- Longtime downtown Cape bartender Marcellus Jones remembered by friends (6/12/18)2
- Peter Kinder resigns federal agency post, concludes position unnecessary and waste of tax dollars (6/16/18)2
- Stormy Daniels to visit East Cape Girardeau (6/13/18)20
- Singer Neal Boyd dies after struggle with health issues (6/12/18)1
- Feeding deer in Bollinger, Cape and Perry counties prohibited soon to help curb spread of CWD (6/13/18)7
- Cape man charged with stabbing, killing dog for revenge (6/8/18)9
- Couple charged in beating death at Brick's (6/13/18)
- A community rallies behind Honorable Young Men's Club (6/16/18)

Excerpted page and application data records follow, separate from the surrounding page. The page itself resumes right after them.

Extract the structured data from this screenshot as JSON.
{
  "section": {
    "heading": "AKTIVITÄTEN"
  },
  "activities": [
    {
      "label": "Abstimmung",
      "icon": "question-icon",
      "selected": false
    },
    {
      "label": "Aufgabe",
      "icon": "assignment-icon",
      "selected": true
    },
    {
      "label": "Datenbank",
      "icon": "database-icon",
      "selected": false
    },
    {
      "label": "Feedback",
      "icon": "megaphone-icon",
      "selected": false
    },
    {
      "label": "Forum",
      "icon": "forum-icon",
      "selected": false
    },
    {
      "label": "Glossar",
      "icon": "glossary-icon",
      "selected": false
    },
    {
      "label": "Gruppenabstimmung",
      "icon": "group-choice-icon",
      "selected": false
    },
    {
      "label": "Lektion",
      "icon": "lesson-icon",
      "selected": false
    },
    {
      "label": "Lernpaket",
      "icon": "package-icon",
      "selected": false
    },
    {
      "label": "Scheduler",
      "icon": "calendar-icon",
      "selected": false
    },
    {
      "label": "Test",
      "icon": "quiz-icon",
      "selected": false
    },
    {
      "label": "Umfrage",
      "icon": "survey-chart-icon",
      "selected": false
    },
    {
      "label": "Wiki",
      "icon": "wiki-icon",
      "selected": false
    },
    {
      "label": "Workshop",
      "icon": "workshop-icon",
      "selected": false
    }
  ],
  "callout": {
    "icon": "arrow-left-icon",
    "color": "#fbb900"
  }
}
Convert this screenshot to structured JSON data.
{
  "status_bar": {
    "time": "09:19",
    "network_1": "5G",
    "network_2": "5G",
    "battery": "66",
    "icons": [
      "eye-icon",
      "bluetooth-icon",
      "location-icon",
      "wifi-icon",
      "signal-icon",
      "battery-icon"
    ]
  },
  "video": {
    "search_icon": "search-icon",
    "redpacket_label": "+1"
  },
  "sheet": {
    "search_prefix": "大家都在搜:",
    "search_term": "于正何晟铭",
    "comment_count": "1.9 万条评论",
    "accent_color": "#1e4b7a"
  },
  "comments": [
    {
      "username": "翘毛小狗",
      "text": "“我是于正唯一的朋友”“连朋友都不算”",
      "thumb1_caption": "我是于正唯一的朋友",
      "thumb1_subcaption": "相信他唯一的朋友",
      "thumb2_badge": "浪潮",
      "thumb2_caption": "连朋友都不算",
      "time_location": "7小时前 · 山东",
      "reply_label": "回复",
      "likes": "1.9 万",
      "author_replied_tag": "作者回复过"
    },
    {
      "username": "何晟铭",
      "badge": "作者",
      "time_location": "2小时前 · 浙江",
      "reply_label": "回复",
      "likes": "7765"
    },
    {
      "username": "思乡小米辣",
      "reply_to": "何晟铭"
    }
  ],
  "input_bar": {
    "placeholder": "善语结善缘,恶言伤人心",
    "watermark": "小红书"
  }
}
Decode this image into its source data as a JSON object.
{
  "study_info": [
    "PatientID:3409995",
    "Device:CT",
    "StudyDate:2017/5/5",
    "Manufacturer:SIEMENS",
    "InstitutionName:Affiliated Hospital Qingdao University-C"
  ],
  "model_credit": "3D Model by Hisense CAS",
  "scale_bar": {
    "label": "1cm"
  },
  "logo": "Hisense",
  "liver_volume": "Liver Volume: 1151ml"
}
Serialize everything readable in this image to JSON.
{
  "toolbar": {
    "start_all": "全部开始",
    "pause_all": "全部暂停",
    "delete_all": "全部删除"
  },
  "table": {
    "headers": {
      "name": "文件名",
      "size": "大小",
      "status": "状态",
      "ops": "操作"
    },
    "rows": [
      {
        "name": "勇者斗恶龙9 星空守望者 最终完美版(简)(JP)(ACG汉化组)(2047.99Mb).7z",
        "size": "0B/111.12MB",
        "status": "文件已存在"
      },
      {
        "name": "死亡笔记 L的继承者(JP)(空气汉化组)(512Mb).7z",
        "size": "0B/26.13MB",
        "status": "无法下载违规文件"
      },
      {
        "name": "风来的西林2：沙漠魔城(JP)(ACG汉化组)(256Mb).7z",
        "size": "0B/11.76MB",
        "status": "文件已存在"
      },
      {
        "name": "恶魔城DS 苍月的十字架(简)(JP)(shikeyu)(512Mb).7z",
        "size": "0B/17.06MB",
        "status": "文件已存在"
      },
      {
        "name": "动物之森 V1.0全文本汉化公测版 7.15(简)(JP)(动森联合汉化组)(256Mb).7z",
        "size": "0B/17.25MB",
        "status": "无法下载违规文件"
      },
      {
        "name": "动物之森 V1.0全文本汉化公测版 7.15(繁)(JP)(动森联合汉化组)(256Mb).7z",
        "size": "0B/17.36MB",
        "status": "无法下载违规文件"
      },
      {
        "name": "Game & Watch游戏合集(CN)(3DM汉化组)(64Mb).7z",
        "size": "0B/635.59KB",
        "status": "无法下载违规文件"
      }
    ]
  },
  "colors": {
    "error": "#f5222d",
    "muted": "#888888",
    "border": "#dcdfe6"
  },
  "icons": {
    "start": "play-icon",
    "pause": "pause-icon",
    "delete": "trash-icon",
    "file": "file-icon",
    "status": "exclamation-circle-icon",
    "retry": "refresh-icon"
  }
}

- New Zaxby's restaurant open in Cape (6/13/18)3
- New urban dance studio opens on Broadway (6/15/18)2
Former mayor Giuliani says film exceeded expectations
NEW YORK -- HBO's documentary about the Sept. 11 attacks on the World Trade Center gets high praise from one of the heroes of that day -- Rudolph Giuliani.
The former New York City mayor, who leads viewers through "In Memoriam: New York City, 9/11/01," said the documentary helps show the tragedy from many locations around the city and personal perspectives.
"I think they had to strike an enormously impossible balance, which was to describe what happened that day in a way that conveyed the horror of the events and the full scope of what happened in the city," Giuliani said.
The one-hour documentary is made up of still and video images from more than 100 sources, including television networks, news agencies and eyewitnesses with cameras. It premiered Sunday night.
Giuliani, who pushed hard to make the project happen, said it was important to collect all the footage and images as a sort of oral history.
"My primary purpose of doing this was not so much the documentary but the compilation of the oral histories," he said.
The documentary elicited a deeply emotional response from the approximately 1,200 military and rescue personnel who were shown an advance screening on Friday.
"It's an amazing sort of quilt -- I don't know what the right word is -- a menagerie of images from all five boroughs about how the city responded and reacted," said Navy Reserve Commander Patrick Burns.
"You come away with it understanding the human side of it. You can't watch it and not walk away understanding that this was a human event, this was a horrific disaster about people -- not about two buildings that fell."
Burns, who worked in Battery Park City, a residential neighborhood next to the World Trade Center complex, saw the collapse of the twin towers, which killed more than 2,800 people.